Product Damage or Loss in Transition – most domestic manufacturers, own the product until you receive it in your warehouse. Most overseas manufacturers work differently. Ownership of the product transfers when it leaves their plant, so any damages or missing product during transition becomes your responsibility. There are typically options available for recouping the loss but do not expect anything to happen quickly. Not to mention, if you need the inventory, you have to jump through hoops to get more on the way. We have to think about such issues and consider their associated risk and costs.
Advanced payment requirements – unless you have a long-standing, trusted relationship with your overseas manufacturer, you will be required to pay in advance for your goods.
In most cases, offshore manufacturers will not ship product until payment is received.

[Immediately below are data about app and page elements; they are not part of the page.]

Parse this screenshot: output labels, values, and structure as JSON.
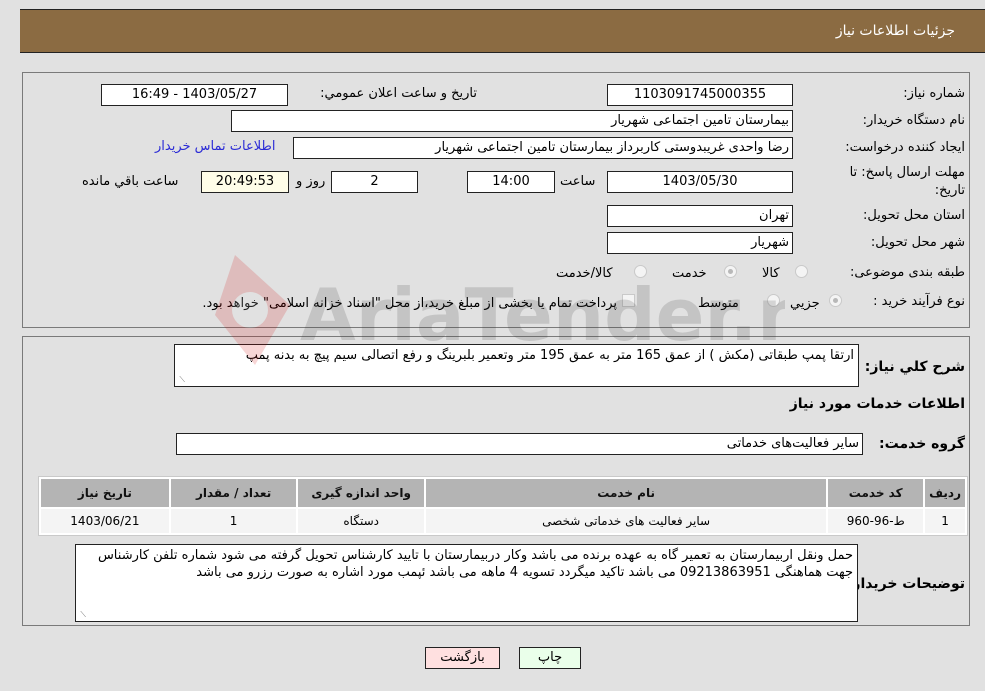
{
  "header": {
    "title": "جزئیات اطلاعات نیاز"
  },
  "details": {
    "need_number_label": "شماره نیاز:",
    "need_number": "1103091745000355",
    "announce_label": "تاريخ و ساعت اعلان عمومي:",
    "announce_value": "1403/05/27 - 16:49",
    "buyer_org_label": "نام دستگاه خريدار:",
    "buyer_org": "بیمارستان تامین اجتماعی شهریار",
    "creator_label": "ايجاد کننده درخواست:",
    "creator": "رضا واحدی غریبدوستی کاربرداز بیمارستان تامین اجتماعی شهریار",
    "contact_link": "اطلاعات تماس خريدار",
    "deadline_label_line1": "مهلت ارسال پاسخ: تا",
    "deadline_label_line2": "تاريخ:",
    "deadline_date": "1403/05/30",
    "time_label": "ساعت",
    "deadline_time": "14:00",
    "days_value": "2",
    "days_label": "روز و",
    "remaining_time": "20:49:53",
    "remaining_label": "ساعت باقي مانده",
    "province_label": "استان محل تحويل:",
    "province": "تهران",
    "city_label": "شهر محل تحويل:",
    "city": "شهریار",
    "category_label": "طبقه بندی موضوعی:",
    "category_options": [
      {
        "label": "کالا",
        "checked": false
      },
      {
        "label": "خدمت",
        "checked": true
      },
      {
        "label": "کالا/خدمت",
        "checked": false
      }
    ],
    "process_label": "نوع فرآيند خريد :",
    "process_options": [
      {
        "label": "جزيي",
        "checked": true
      },
      {
        "label": "متوسط",
        "checked": false
      }
    ],
    "treasury_note": "پرداخت تمام يا بخشی از مبلغ خريد،از محل \"اسناد خزانه اسلامی\" خواهد بود.",
    "treasury_checked": false
  },
  "need": {
    "description_label": "شرح کلي نياز:",
    "description": "ارتقا پمپ طبقاتی (مکش ) از عمق 165 متر به عمق 195 متر وتعمیر بلبرینگ و رفع اتصالی سیم پیچ به بدنه پمپ",
    "services_heading": "اطلاعات خدمات مورد نياز",
    "service_group_label": "گروه خدمت:",
    "service_group": "سایر فعالیت‌های خدماتی",
    "table": {
      "headers": [
        "رديف",
        "کد خدمت",
        "نام خدمت",
        "واحد اندازه گيری",
        "تعداد / مقدار",
        "تاريخ نياز"
      ],
      "rows": [
        [
          "1",
          "ط-96-960",
          "سایر فعالیت های خدماتی شخصی",
          "دستگاه",
          "1",
          "1403/06/21"
        ]
      ]
    },
    "buyer_notes_label": "توضيحات خريدار:",
    "buyer_notes": "حمل ونقل اربیمارستان به تعمیر گاه به عهده برنده می باشد  وکار دربیمارستان با تایید کارشناس تحویل گرفته می شود شماره تلفن کارشناس جهت هماهنگی 09213863951 می باشد تاکید میگردد تسویه 4 ماهه می باشد ئپمب مورد اشاره به صورت رزرو می باشد"
  },
  "buttons": {
    "print": "چاپ",
    "back": "بازگشت"
  },
  "watermark": {
    "text": "AriaTender.neT"
  }
}
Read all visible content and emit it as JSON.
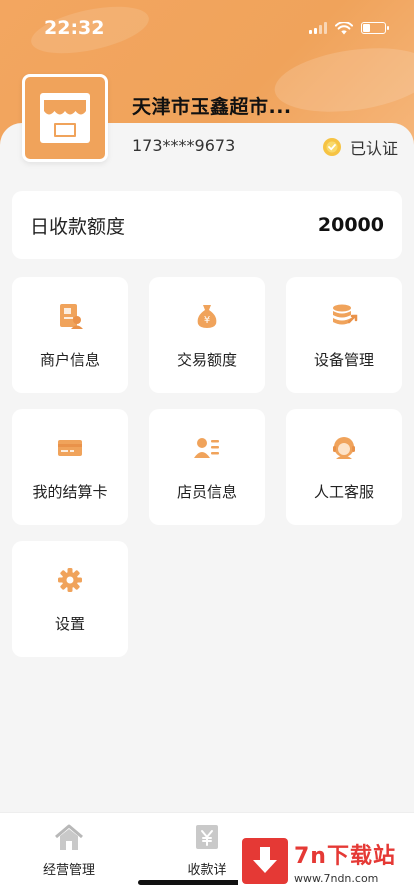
{
  "status_bar": {
    "time": "22:32"
  },
  "merchant": {
    "name": "天津市玉鑫超市...",
    "phone": "173****9673",
    "verified_label": "已认证"
  },
  "quota": {
    "label": "日收款额度",
    "value": "20000"
  },
  "menu": [
    {
      "label": "商户信息",
      "icon": "merchant-info-icon"
    },
    {
      "label": "交易额度",
      "icon": "money-bag-icon"
    },
    {
      "label": "设备管理",
      "icon": "device-icon"
    },
    {
      "label": "我的结算卡",
      "icon": "card-icon"
    },
    {
      "label": "店员信息",
      "icon": "staff-icon"
    },
    {
      "label": "人工客服",
      "icon": "support-icon"
    },
    {
      "label": "设置",
      "icon": "gear-icon"
    }
  ],
  "tabs": [
    {
      "label": "经营管理",
      "icon": "home-icon"
    },
    {
      "label": "收款详",
      "icon": "yen-icon"
    },
    {
      "label": "",
      "icon": "profile-icon"
    }
  ],
  "watermark": {
    "title": "7n下载站",
    "url": "www.7ndn.com"
  },
  "colors": {
    "accent": "#f0a35b",
    "background": "#f5f5f5",
    "watermark_red": "#e53935"
  }
}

In cases where you transport goods via the water, your payment is processed 30 days or more before you get your product. As you know, there is a cost to paying 30 days before you have the product, especially when compared to 30-day terms with a domestic manufacturer. There is a minimum of a 60-day difference between the two options. If you are paying from existing cash-flow, it may not be too bad. If not, add the costs of capital for at least the 60 days. You may want to track your payment date and received dates to determine precisely how many days of the capital cost to add. It may not seem like it is worth monitoring, but as you combine all the possible added expenditures, it may tell a compelling story.
The Risk when Initially Sourcing – the costs incurred while getting your overseas program started can be staggering. The search for the right manufacturer, and learning the ins and out of the process will be costly, even if you hire someone with good experience. Most companies address this by hiring a consultant, or a broker to assist in the process. We rarely consider the ROI of transitioning from Domestic to overseas manufacturing, but the time/labor costs are usually significant.
Lastly, Insufficient Legal Recourse is one of the most significant risks to consider. What are your options, if things go wrong? Whether you are dealing with a domestic or offshore manufacturer, something will eventually go south. Most of the time a reasonable and equitable solution can be found, and you move on. Unfortunately, there are instances when things do not go well, and a realistic solution seems tenuous at best. In such cases, US companies doing business overseas will often elect to write off the loss and sever their relationship with the overseas manufacturer. There are no good legal options available and cutting ties, while justifiable, creates additional expenses. You have to locate and onboard a new manufacturer. How long will it take to groom the new team? Do I have enough supply to get through the re-start phase? Do you have a secondary supplier, overseas, or domestically? If not, it is a worthwhile pursuit.
There is a lot to consider when sourcing manufacturing partners and this article only scratches the surface, but I hope it may inspire you to take a fresh look at the real costs and potential risk.